In the American League in 2011, you could project a team's BABIP -- its batting average on balls in play, that is, its AVG on everything except HR's, BB's, and K's, i.e., its AVG on balls that fielders had a chance to make a play on -- by adding 100 points to its line drive percentage. The league hit 19.6% line drives, and its BABIP was .295.
Fielders get to 70% of balls hit into fair play. Think about it and you'll see why this figure couldn't possibly be 90% or 50%. The earth is 70% covered by water, and the baseball field is 70% covered by defensive players.
This .300 AVG on balls in play is driven by the fact that ML teams hit 20% line drives. A team that hit nothing but screaming line drives would see about 75% of them go for base hits. Also known as Kevin Millwood Against Lefty Hitters The Other Day.
This can range up and down a bit. The A's, playing in their ballpark, added only 75 BABIP points to their line drive percentage in 2011 -- their LD's were 20.8%, and their BABIP .283. Only 75 points. That was the lowest gap in the league.
The feeble 2011 Mariners, playing in a bad park for BABIP and playing with bad hitters for generating offense of any kind, had 18.6% line drives and a .283 BABIP. The horrible offensive production still generated the normal 97-point gap between LD's and BABIP.

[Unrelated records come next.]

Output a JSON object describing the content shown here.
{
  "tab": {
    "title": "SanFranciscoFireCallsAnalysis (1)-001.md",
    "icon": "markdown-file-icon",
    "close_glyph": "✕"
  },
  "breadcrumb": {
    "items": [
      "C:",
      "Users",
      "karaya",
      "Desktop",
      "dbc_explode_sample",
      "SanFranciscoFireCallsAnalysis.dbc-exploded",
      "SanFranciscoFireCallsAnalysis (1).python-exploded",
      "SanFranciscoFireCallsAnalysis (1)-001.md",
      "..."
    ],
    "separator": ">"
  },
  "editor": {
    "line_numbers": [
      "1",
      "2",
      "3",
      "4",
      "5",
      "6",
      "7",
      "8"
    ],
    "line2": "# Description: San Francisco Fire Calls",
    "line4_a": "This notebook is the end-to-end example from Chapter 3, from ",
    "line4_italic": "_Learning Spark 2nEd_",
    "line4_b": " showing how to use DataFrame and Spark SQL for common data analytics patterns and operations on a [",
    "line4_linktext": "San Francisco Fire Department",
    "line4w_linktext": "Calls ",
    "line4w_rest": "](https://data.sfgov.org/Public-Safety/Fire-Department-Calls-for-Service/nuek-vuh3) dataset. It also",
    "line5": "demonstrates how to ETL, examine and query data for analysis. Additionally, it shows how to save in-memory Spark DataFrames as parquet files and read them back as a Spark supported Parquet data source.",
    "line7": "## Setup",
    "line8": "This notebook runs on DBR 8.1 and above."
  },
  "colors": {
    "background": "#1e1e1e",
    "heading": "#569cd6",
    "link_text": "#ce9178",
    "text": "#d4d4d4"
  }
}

The woeful 2010 Mariners, the team that scored 513 runs, setting a DH-era record and in fact emulating a 1900's deadball offense, still had the usual 106-point gap. They hit 17.6% line drives but posted a .282 BABIP.

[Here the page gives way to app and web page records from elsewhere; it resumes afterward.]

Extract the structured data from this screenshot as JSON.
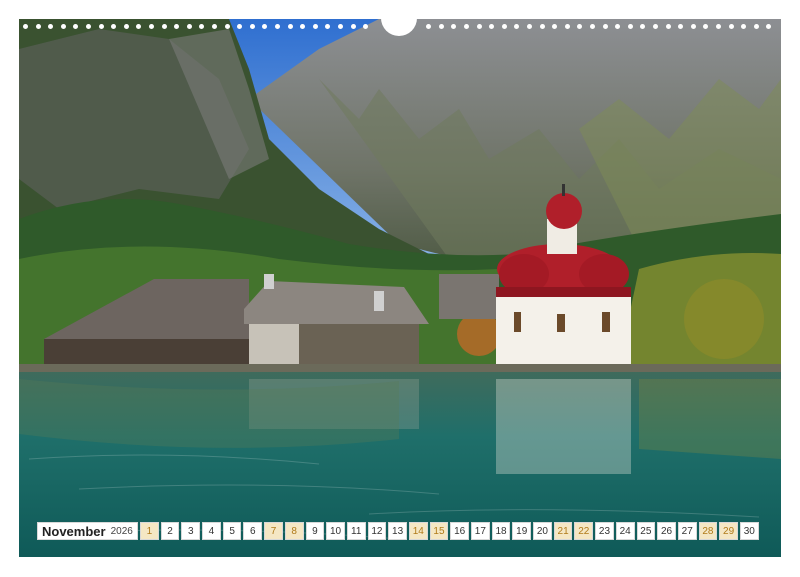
{
  "calendar": {
    "month": "November",
    "year": "2026",
    "days": [
      "1",
      "2",
      "3",
      "4",
      "5",
      "6",
      "7",
      "8",
      "9",
      "10",
      "11",
      "12",
      "13",
      "14",
      "15",
      "16",
      "17",
      "18",
      "19",
      "20",
      "21",
      "22",
      "23",
      "24",
      "25",
      "26",
      "27",
      "28",
      "29",
      "30"
    ],
    "weekend_days": [
      1,
      7,
      8,
      14,
      15,
      21,
      22,
      28,
      29
    ]
  },
  "colors": {
    "water": "#1f6f6a",
    "sky": "#3f7fd6",
    "roof_red": "#b01f2a",
    "forest": "#2f5a2a"
  }
}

Some teams, of course, do better than that 10% gap. Last year, the Cardinals had a teamwide .337 BABIP, even with pitchers batting, and that was good for a 112-point difference. The Astros had a 117-point gap. etc.
The Mariners have a spectacular 24.3% line drive rate in 2012. That is easily the best line drive rate among 30 teams. But their BABIP is 27th in baseball. (No, fly ball rate and IF/F rate do not affect the conclusion significantly. The Mariners' "expected BABiP," broken down by GB's, IFF's, etc., is still vastly more than .265.)
The Mariners are hitting the best balls-in-play in the major leagues, period. They are getting close to the worst results on balls-in-play in the major leagues. Their BABIP is 22 (!!) points higher than their line drive rate. There is no way in heaven or earth that figure will be below 75 points at the end of the year; almost certainly it will be 90-110 by the end of the year.
The unluckiest individual Mariners? Miguel Olivo has a .176 line drive rate and a .176 BABIP. Heh!
Ichiro has a .259 line drive rate and a .264 BABIP. That's .005 points. For his career, Ichiro's spread is .148 points. Even last year, the disaster year, his spread was 104 points.
Michael Saunders has a .267 line drive rate and a .276 BABIP. There you go, Lonnie. With a normal amount of balls falling in for him, Saunders is a 300/400/500 hitter.
Justin Smoak's line is unpossible. He's got .289 line drives (!) and his BABIP is .278 -- he's got fewer balls hitting the ground between fielders than he has balls struck perfectly on the nose.
Seager isn't much better. His LD rate is .295 but his BABIP only .302. He's hitting a nice .292 with a .458 SLG, but it should be more like .370 with a .600 SLG. Also Dustin Ackley's BABIP is about the same as his LD rate.
There is one correct thing to tell the Mariners' hitters. GREAT job, men! Keep doing what you're doing. The breaks will even out pretty quick here.